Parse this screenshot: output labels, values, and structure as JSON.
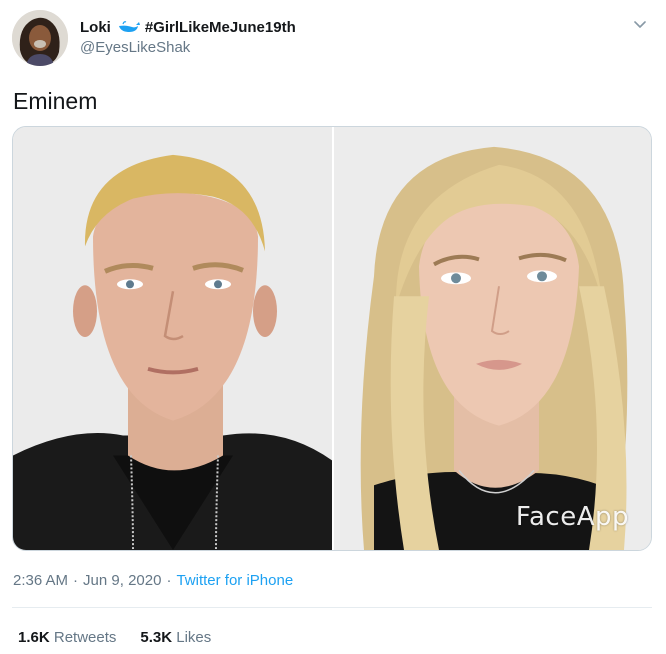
{
  "user": {
    "display_name": "Loki",
    "hashtag": "#GirlLikeMeJune19th",
    "handle": "@EyesLikeShak",
    "icons": [
      "avatar",
      "whale-icon",
      "chevron-down-icon"
    ]
  },
  "tweet": {
    "text": "Eminem",
    "media_watermark": "FaceApp"
  },
  "meta": {
    "time": "2:36 AM",
    "separator": "·",
    "date": "Jun 9, 2020",
    "source": "Twitter for iPhone"
  },
  "stats": {
    "retweets_count": "1.6K",
    "retweets_label": "Retweets",
    "likes_count": "5.3K",
    "likes_label": "Likes"
  },
  "colors": {
    "text": "#14171a",
    "secondary": "#657786",
    "link": "#1da1f2",
    "divider": "#e6ecf0"
  }
}
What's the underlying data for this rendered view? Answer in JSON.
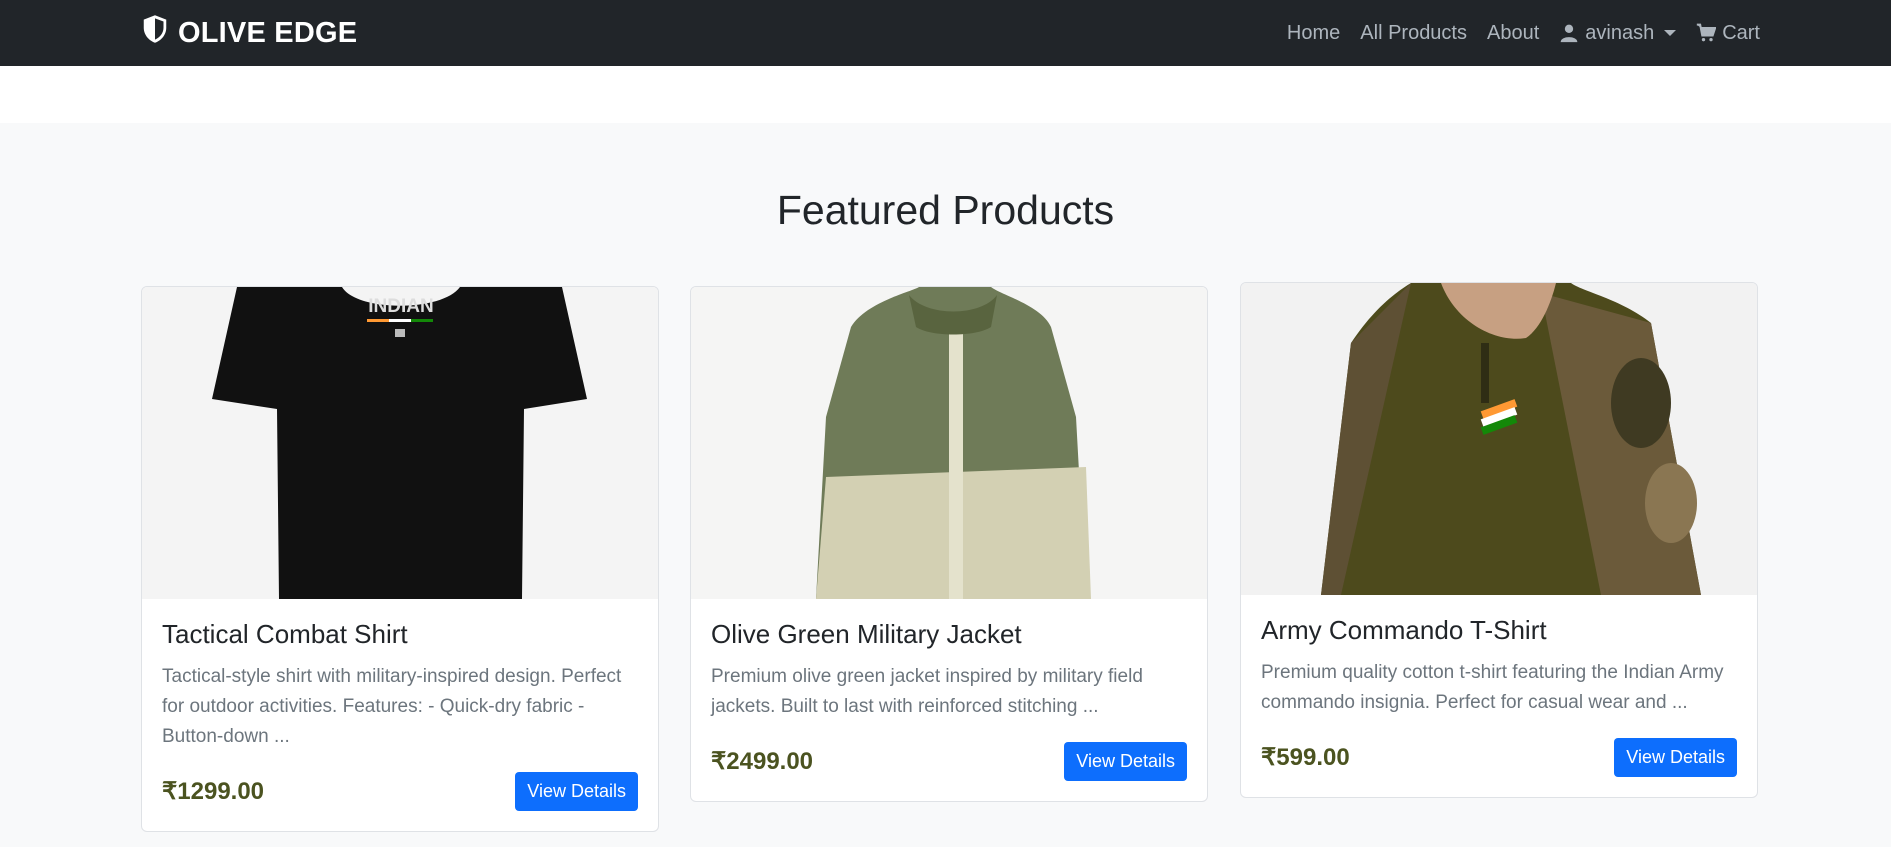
{
  "brand": {
    "name": "OLIVE EDGE"
  },
  "nav": {
    "home": "Home",
    "all_products": "All Products",
    "about": "About",
    "user": "avinash",
    "cart": "Cart"
  },
  "section": {
    "title": "Featured Products"
  },
  "products": [
    {
      "title": "Tactical Combat Shirt",
      "description": "Tactical-style shirt with military-inspired design. Perfect for outdoor activities. Features: - Quick-dry fabric - Button-down ...",
      "price": "₹1299.00",
      "button": "View Details",
      "image_text": "INDIAN"
    },
    {
      "title": "Olive Green Military Jacket",
      "description": "Premium olive green jacket inspired by military field jackets. Built to last with reinforced stitching ...",
      "price": "₹2499.00",
      "button": "View Details"
    },
    {
      "title": "Army Commando T-Shirt",
      "description": "Premium quality cotton t-shirt featuring the Indian Army commando insignia. Perfect for casual wear and ...",
      "price": "₹599.00",
      "button": "View Details"
    }
  ],
  "colors": {
    "navbar": "#212529",
    "price": "#4b5320",
    "button": "#0d6efd",
    "section_bg": "#f8f9fa"
  }
}
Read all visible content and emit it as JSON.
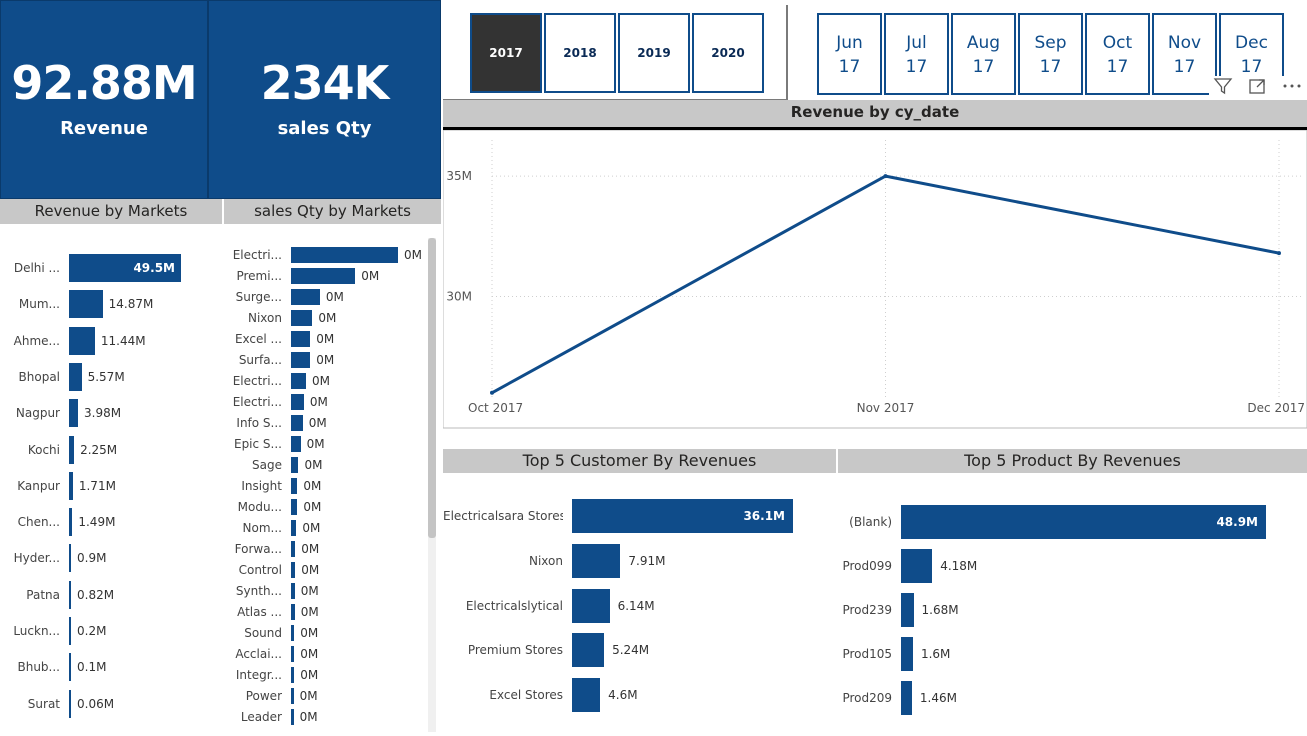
{
  "kpis": {
    "revenue": {
      "value": "92.88M",
      "label": "Revenue"
    },
    "qty": {
      "value": "234K",
      "label": "sales Qty"
    }
  },
  "years": [
    {
      "label": "2017",
      "selected": true
    },
    {
      "label": "2018",
      "selected": false
    },
    {
      "label": "2019",
      "selected": false
    },
    {
      "label": "2020",
      "selected": false
    }
  ],
  "months": [
    {
      "m": "Jun",
      "y": "17"
    },
    {
      "m": "Jul",
      "y": "17"
    },
    {
      "m": "Aug",
      "y": "17"
    },
    {
      "m": "Sep",
      "y": "17"
    },
    {
      "m": "Oct",
      "y": "17"
    },
    {
      "m": "Nov",
      "y": "17"
    },
    {
      "m": "Dec",
      "y": "17"
    }
  ],
  "toolbar": {
    "filter_icon": "filter-icon",
    "focus_icon": "focus-mode-icon",
    "more_icon": "more-options-icon"
  },
  "revenue_markets": {
    "title": "Revenue by Markets",
    "items": [
      {
        "label": "Delhi ...",
        "value": 49.5,
        "text": "49.5M"
      },
      {
        "label": "Mum...",
        "value": 14.87,
        "text": "14.87M"
      },
      {
        "label": "Ahme...",
        "value": 11.44,
        "text": "11.44M"
      },
      {
        "label": "Bhopal",
        "value": 5.57,
        "text": "5.57M"
      },
      {
        "label": "Nagpur",
        "value": 3.98,
        "text": "3.98M"
      },
      {
        "label": "Kochi",
        "value": 2.25,
        "text": "2.25M"
      },
      {
        "label": "Kanpur",
        "value": 1.71,
        "text": "1.71M"
      },
      {
        "label": "Chen...",
        "value": 1.49,
        "text": "1.49M"
      },
      {
        "label": "Hyder...",
        "value": 0.9,
        "text": "0.9M"
      },
      {
        "label": "Patna",
        "value": 0.82,
        "text": "0.82M"
      },
      {
        "label": "Luckn...",
        "value": 0.2,
        "text": "0.2M"
      },
      {
        "label": "Bhub...",
        "value": 0.1,
        "text": "0.1M"
      },
      {
        "label": "Surat",
        "value": 0.06,
        "text": "0.06M"
      }
    ]
  },
  "qty_markets": {
    "title": "sales Qty by Markets",
    "items": [
      {
        "label": "Electri...",
        "value": 100,
        "text": "0M"
      },
      {
        "label": "Premi...",
        "value": 60,
        "text": "0M"
      },
      {
        "label": "Surge...",
        "value": 27,
        "text": "0M"
      },
      {
        "label": "Nixon",
        "value": 20,
        "text": "0M"
      },
      {
        "label": "Excel ...",
        "value": 18,
        "text": "0M"
      },
      {
        "label": "Surfa...",
        "value": 18,
        "text": "0M"
      },
      {
        "label": "Electri...",
        "value": 14,
        "text": "0M"
      },
      {
        "label": "Electri...",
        "value": 12,
        "text": "0M"
      },
      {
        "label": "Info S...",
        "value": 11,
        "text": "0M"
      },
      {
        "label": "Epic S...",
        "value": 9,
        "text": "0M"
      },
      {
        "label": "Sage",
        "value": 7,
        "text": "0M"
      },
      {
        "label": "Insight",
        "value": 6,
        "text": "0M"
      },
      {
        "label": "Modu...",
        "value": 6,
        "text": "0M"
      },
      {
        "label": "Nom...",
        "value": 5,
        "text": "0M"
      },
      {
        "label": "Forwa...",
        "value": 4,
        "text": "0M"
      },
      {
        "label": "Control",
        "value": 4,
        "text": "0M"
      },
      {
        "label": "Synth...",
        "value": 3.5,
        "text": "0M"
      },
      {
        "label": "Atlas ...",
        "value": 3.5,
        "text": "0M"
      },
      {
        "label": "Sound",
        "value": 3,
        "text": "0M"
      },
      {
        "label": "Acclai...",
        "value": 3,
        "text": "0M"
      },
      {
        "label": "Integr...",
        "value": 3,
        "text": "0M"
      },
      {
        "label": "Power",
        "value": 2.5,
        "text": "0M"
      },
      {
        "label": "Leader",
        "value": 2.5,
        "text": "0M"
      }
    ]
  },
  "chart_data": [
    {
      "type": "line",
      "title": "Revenue by cy_date",
      "x": [
        "Oct 2017",
        "Nov 2017",
        "Dec 2017"
      ],
      "values": [
        26.0,
        35.0,
        31.8
      ],
      "ylim": [
        25.7,
        36.5
      ],
      "yticks": [
        {
          "value": 30,
          "label": "30M"
        },
        {
          "value": 35,
          "label": "35M"
        }
      ],
      "grid": true,
      "color": "#0f4c8a"
    },
    {
      "type": "bar",
      "title": "Top 5 Customer By Revenues",
      "categories": [
        "Electricalsara Stores",
        "Nixon",
        "Electricalslytical",
        "Premium Stores",
        "Excel Stores"
      ],
      "values": [
        36.1,
        7.91,
        6.14,
        5.24,
        4.6
      ],
      "labels": [
        "36.1M",
        "7.91M",
        "6.14M",
        "5.24M",
        "4.6M"
      ]
    },
    {
      "type": "bar",
      "title": "Top 5 Product By Revenues",
      "categories": [
        "(Blank)",
        "Prod099",
        "Prod239",
        "Prod105",
        "Prod209"
      ],
      "values": [
        48.9,
        4.18,
        1.68,
        1.6,
        1.46
      ],
      "labels": [
        "48.9M",
        "4.18M",
        "1.68M",
        "1.6M",
        "1.46M"
      ]
    }
  ],
  "colors": {
    "primary": "#0f4c8a",
    "header_gray": "#c8c8c8",
    "selected_btn": "#333333"
  }
}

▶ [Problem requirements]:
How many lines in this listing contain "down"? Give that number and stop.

▶ [Solution to this task]:
2